We’ve become quite ruthless about speeding through museums. Travelling with children gives you a lower boredom threshold as a group than your average traveller. While I’d now back Callum and Declan against the average backpacker in quite a lot of historical knowledge areas (certainly they’d beat my 20 year old self in their understanding of Egyptian and Roman history), they do have a limit as to how many statues they are willing to stroll past.
So today we visited the Alte Nationalgalerie and skipped one whole floor and half another one in our quest to see their French impressionist collection. And then we skipped almost the entire Bode Museum to get to the special children’s exhibit on dragons and Heroes.
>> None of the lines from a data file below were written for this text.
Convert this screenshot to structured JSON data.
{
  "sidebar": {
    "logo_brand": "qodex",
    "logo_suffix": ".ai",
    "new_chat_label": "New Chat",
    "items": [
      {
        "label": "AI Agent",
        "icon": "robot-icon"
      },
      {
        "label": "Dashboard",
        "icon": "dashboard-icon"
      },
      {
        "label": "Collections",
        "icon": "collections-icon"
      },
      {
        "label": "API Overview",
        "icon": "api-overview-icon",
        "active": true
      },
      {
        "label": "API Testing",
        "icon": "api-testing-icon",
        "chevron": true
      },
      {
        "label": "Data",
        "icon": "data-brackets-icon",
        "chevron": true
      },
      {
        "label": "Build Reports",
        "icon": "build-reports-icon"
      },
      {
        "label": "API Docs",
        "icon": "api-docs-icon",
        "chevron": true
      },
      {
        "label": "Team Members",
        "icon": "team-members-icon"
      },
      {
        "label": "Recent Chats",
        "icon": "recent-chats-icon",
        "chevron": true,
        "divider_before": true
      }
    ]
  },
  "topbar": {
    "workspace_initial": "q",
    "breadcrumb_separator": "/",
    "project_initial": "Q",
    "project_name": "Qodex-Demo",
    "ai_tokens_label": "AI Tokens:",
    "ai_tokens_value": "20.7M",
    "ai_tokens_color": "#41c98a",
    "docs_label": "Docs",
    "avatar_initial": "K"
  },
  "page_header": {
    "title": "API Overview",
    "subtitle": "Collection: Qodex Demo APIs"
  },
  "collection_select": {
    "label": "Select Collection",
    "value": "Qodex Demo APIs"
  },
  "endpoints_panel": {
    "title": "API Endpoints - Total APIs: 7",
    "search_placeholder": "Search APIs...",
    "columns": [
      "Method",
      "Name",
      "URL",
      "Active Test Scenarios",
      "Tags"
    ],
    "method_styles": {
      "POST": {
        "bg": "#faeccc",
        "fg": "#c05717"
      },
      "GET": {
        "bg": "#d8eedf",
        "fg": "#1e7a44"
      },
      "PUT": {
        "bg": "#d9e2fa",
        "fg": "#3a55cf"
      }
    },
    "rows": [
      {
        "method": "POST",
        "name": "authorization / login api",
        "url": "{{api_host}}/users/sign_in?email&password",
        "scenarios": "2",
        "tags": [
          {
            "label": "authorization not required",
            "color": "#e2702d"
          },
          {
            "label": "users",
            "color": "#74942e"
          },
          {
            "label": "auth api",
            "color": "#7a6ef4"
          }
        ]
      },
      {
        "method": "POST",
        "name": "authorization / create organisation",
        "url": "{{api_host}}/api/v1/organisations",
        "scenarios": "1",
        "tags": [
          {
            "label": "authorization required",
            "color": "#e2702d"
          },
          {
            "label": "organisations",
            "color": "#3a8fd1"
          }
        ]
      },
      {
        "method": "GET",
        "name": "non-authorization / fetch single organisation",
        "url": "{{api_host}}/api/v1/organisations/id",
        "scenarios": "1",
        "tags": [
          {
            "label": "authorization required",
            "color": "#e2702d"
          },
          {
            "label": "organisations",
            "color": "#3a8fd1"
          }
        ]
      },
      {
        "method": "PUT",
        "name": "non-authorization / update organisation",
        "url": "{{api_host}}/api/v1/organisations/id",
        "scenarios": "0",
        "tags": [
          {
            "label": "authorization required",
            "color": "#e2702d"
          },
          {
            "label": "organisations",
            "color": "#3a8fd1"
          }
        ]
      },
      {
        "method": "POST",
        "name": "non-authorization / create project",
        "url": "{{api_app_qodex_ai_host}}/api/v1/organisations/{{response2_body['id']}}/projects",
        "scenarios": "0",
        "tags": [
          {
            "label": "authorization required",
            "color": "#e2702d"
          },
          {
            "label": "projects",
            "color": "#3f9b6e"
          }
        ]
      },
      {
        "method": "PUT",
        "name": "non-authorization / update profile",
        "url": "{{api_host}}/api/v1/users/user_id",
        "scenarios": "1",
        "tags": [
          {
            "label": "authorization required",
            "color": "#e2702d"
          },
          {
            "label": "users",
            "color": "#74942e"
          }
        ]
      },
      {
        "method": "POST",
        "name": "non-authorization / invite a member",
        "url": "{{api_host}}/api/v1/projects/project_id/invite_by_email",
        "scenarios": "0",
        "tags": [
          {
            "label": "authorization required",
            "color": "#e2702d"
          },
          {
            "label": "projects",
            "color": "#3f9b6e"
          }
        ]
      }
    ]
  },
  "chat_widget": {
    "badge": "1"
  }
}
In the Art Gallery, it turned out that the Impressionist painters (Monet et al) were not represented by their best work – so despite our determination to pick the eyes out of the museum we were often slowed down by some fantastic Germans of the same period that we had never heard of. I suspect many art museums around the world feel they must have a Monet, or Van Gogh, or Cezanne, but their best works aren’t really accessible any more, even to a museum of this stature.
The Bode Museum exhibit was fun, particularly a puppet theatre where Callum directed and voiced a puppet show about St George killing the Dragon. But it gave me a new appreciation of some of the kids exhibits we have seen at our own Maritime Museum in Sydney, which are generally at least as good, and occasionally better.
But we saved the best to last. As befits a city of museums, Berlin has a few for children. It was hard to pick, from the information available, which would be best for non German speakers. So we tried the one within walking distance of home. The ground floor was mostly all in German. But the first floor had no language requirements and was almost entirely given over to a giant indoor climbing area, except for a small space that was (heaven!) an accompanying cafe for the grownups. Callum and Declan had a wonderful time, chasing each other in and out of the climbing rooms, with short stops for sustenance.
I should have expected a perfect playground inside a museum, as we have encountered them everywhere outside. Pretty much anywhere we have walked, we have managed to walk past a playground with equipment for the older kids to have a great time playing with (which our boys have to themselves as everyone else is at school).
And so far, most playgrounds have had a coffee shop right next door.